** Opening Source data block **
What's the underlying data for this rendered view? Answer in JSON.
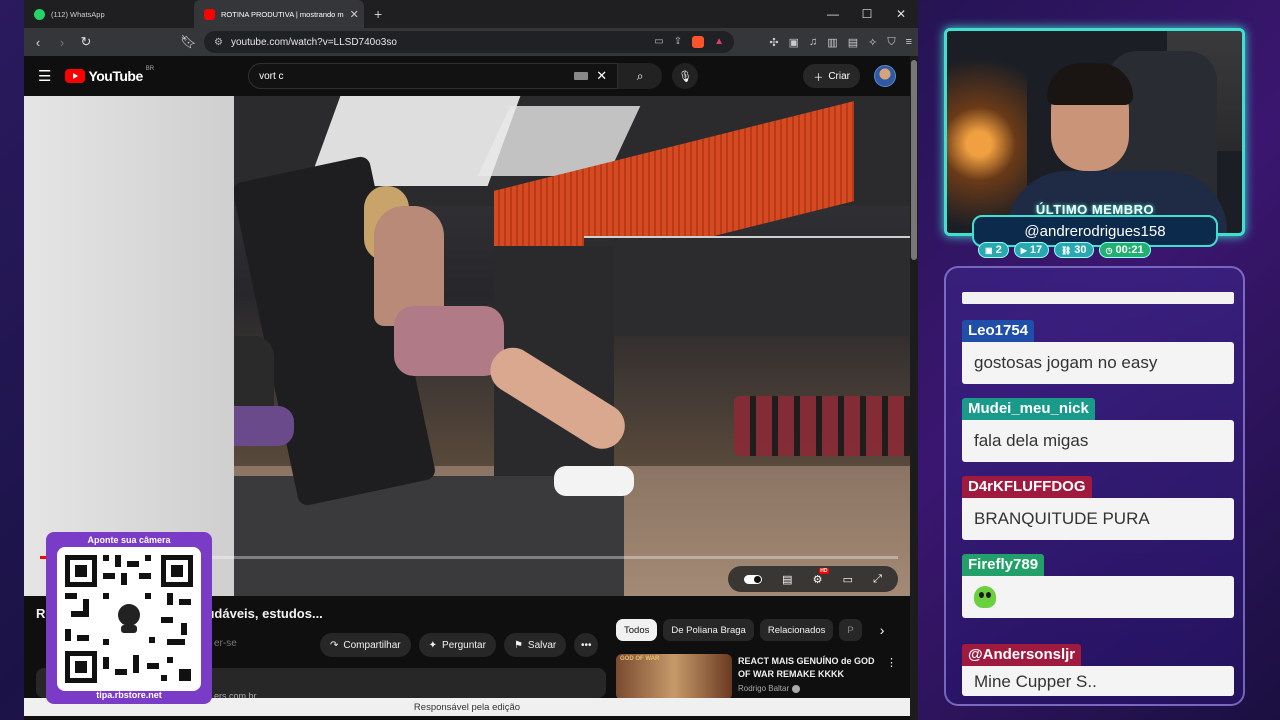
{
  "browser": {
    "tabs": [
      {
        "title": "(112) WhatsApp",
        "icon": "whatsapp-icon",
        "color": "#25d366"
      },
      {
        "title": "ROTINA PRODUTIVA | mostrando m",
        "icon": "youtube-icon",
        "color": "#ff0000"
      }
    ],
    "new_tab": "+",
    "window_controls": [
      "—",
      "☐",
      "✕"
    ],
    "url": "youtube.com/watch?v=LLSD740o3so"
  },
  "youtube": {
    "logo_text": "YouTube",
    "country": "BR",
    "search_value": "vort c",
    "create_label": "Criar",
    "video_title": "Ro… ando meus hábitos saudáveis, estudos...",
    "subscribe_faded": "er-se",
    "actions": {
      "share": "Compartilhar",
      "ask": "Perguntar",
      "save": "Salvar"
    },
    "desc_link": "ers.com.br",
    "chips": [
      "Todos",
      "De Poliana Braga",
      "Relacionados",
      "P"
    ],
    "recommended": {
      "thumb_text": "GOD OF WAR",
      "title": "REACT MAIS GENUÍNO de GOD OF WAR REMAKE KKKK",
      "channel": "Rodrigo Baltar"
    },
    "status_text": "Responsável pela edição",
    "progress_fraction": 0.02
  },
  "overlay": {
    "qr_header": "Aponte sua câmera",
    "qr_footer": "tipa.rbstore.net",
    "member_label": "ÚLTIMO MEMBRO",
    "member_name": "@andrerodrigues158",
    "stats": [
      {
        "icon": "chat-icon",
        "value": "2"
      },
      {
        "icon": "youtube-icon",
        "value": "17"
      },
      {
        "icon": "link-icon",
        "value": "30"
      },
      {
        "icon": "clock-icon",
        "value": "00:21"
      }
    ]
  },
  "chat": [
    {
      "user": "Leo1754",
      "color": "#1f4fa8",
      "text": "gostosas jogam no easy"
    },
    {
      "user": "Mudei_meu_nick",
      "color": "#1a9a8a",
      "text": "fala dela migas"
    },
    {
      "user": "D4rKFLUFFDOG",
      "color": "#a01a40",
      "text": "BRANQUITUDE PURA"
    },
    {
      "user": "Firefly789",
      "color": "#22a06a",
      "text": ""
    },
    {
      "user": "@Andersonsljr",
      "color": "#a01a40",
      "text": "Mine Cupper S.."
    }
  ]
}
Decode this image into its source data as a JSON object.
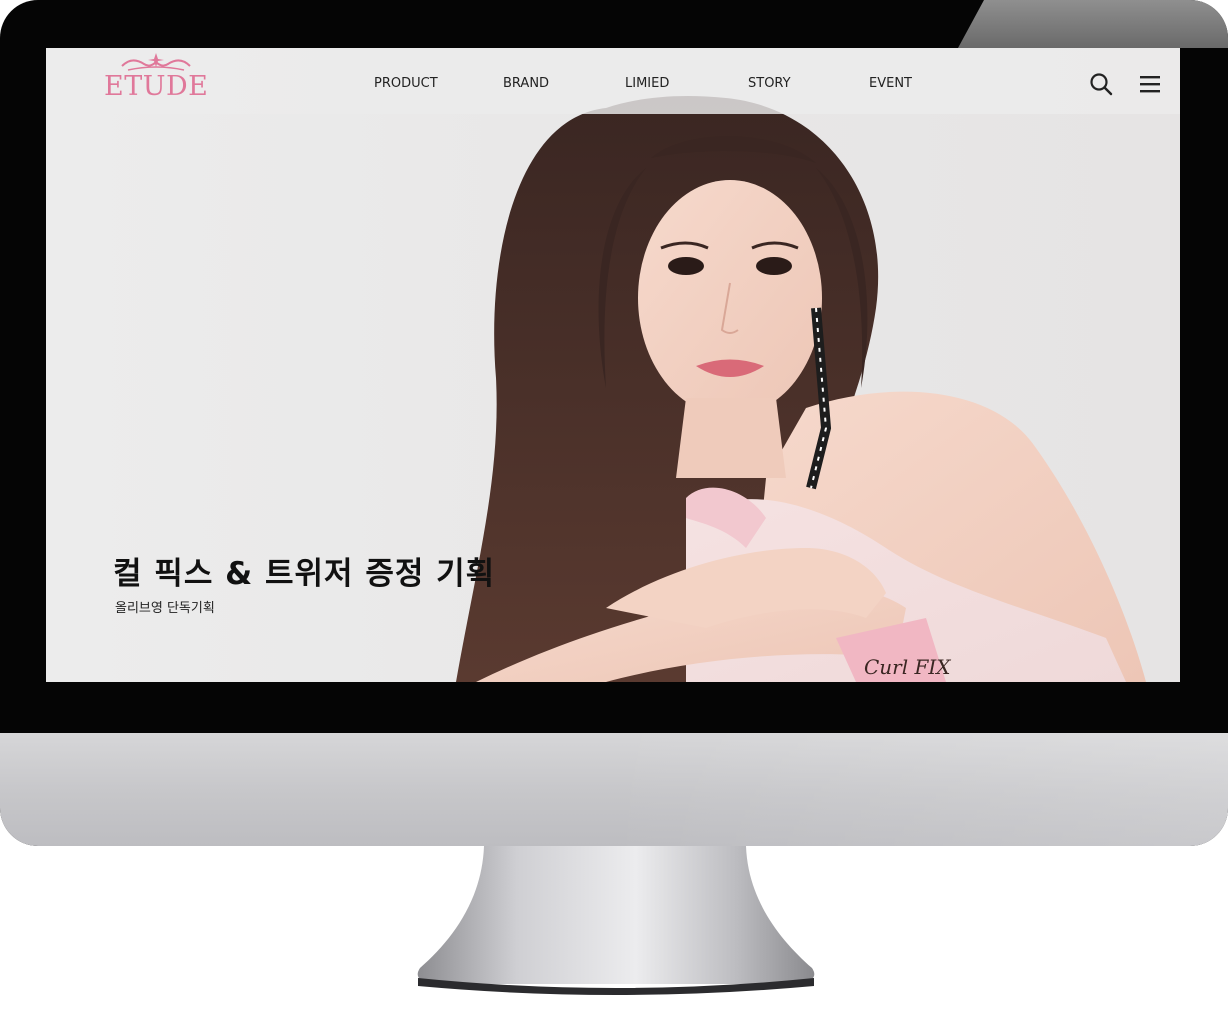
{
  "logo": {
    "text": "ETUDE"
  },
  "nav": {
    "items": [
      {
        "label": "PRODUCT"
      },
      {
        "label": "BRAND"
      },
      {
        "label": "LIMIED"
      },
      {
        "label": "STORY"
      },
      {
        "label": "EVENT"
      }
    ]
  },
  "header_icons": {
    "search": "search-icon",
    "menu": "hamburger-menu-icon"
  },
  "hero": {
    "title": "컬 픽스 & 트위저 증정 기획",
    "subtitle": "올리브영 단독기획",
    "product_label": "Curl FIX"
  },
  "colors": {
    "brand_pink": "#e0789a",
    "header_bg": "#ececec",
    "text_dark": "#111111"
  }
}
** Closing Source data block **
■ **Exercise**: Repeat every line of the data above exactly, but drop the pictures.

■ **Answer to this exercise**:
What's the underlying data for this rendered view? Answer in JSON.
{
  "browser": {
    "tabs": [
      {
        "title": "(112) WhatsApp",
        "icon": "whatsapp-icon",
        "color": "#25d366"
      },
      {
        "title": "ROTINA PRODUTIVA | mostrando m",
        "icon": "youtube-icon",
        "color": "#ff0000"
      }
    ],
    "new_tab": "+",
    "window_controls": [
      "—",
      "☐",
      "✕"
    ],
    "url": "youtube.com/watch?v=LLSD740o3so"
  },
  "youtube": {
    "logo_text": "YouTube",
    "country": "BR",
    "search_value": "vort c",
    "create_label": "Criar",
    "video_title": "Ro… ando meus hábitos saudáveis, estudos...",
    "subscribe_faded": "er-se",
    "actions": {
      "share": "Compartilhar",
      "ask": "Perguntar",
      "save": "Salvar"
    },
    "desc_link": "ers.com.br",
    "chips": [
      "Todos",
      "De Poliana Braga",
      "Relacionados",
      "P"
    ],
    "recommended": {
      "thumb_text": "GOD OF WAR",
      "title": "REACT MAIS GENUÍNO de GOD OF WAR REMAKE KKKK",
      "channel": "Rodrigo Baltar"
    },
    "status_text": "Responsável pela edição",
    "progress_fraction": 0.02
  },
  "overlay": {
    "qr_header": "Aponte sua câmera",
    "qr_footer": "tipa.rbstore.net",
    "member_label": "ÚLTIMO MEMBRO",
    "member_name": "@andrerodrigues158",
    "stats": [
      {
        "icon": "chat-icon",
        "value": "2"
      },
      {
        "icon": "youtube-icon",
        "value": "17"
      },
      {
        "icon": "link-icon",
        "value": "30"
      },
      {
        "icon": "clock-icon",
        "value": "00:21"
      }
    ]
  },
  "chat": [
    {
      "user": "Leo1754",
      "color": "#1f4fa8",
      "text": "gostosas jogam no easy"
    },
    {
      "user": "Mudei_meu_nick",
      "color": "#1a9a8a",
      "text": "fala dela migas"
    },
    {
      "user": "D4rKFLUFFDOG",
      "color": "#a01a40",
      "text": "BRANQUITUDE PURA"
    },
    {
      "user": "Firefly789",
      "color": "#22a06a",
      "text": ""
    },
    {
      "user": "@Andersonsljr",
      "color": "#a01a40",
      "text": "Mine Cupper S.."
    }
  ]
}
Decode this image into its source data as a JSON object.
{
  "logo": {
    "text": "ETUDE"
  },
  "nav": {
    "items": [
      {
        "label": "PRODUCT"
      },
      {
        "label": "BRAND"
      },
      {
        "label": "LIMIED"
      },
      {
        "label": "STORY"
      },
      {
        "label": "EVENT"
      }
    ]
  },
  "header_icons": {
    "search": "search-icon",
    "menu": "hamburger-menu-icon"
  },
  "hero": {
    "title": "컬 픽스 & 트위저 증정 기획",
    "subtitle": "올리브영 단독기획",
    "product_label": "Curl FIX"
  },
  "colors": {
    "brand_pink": "#e0789a",
    "header_bg": "#ececec",
    "text_dark": "#111111"
  }
}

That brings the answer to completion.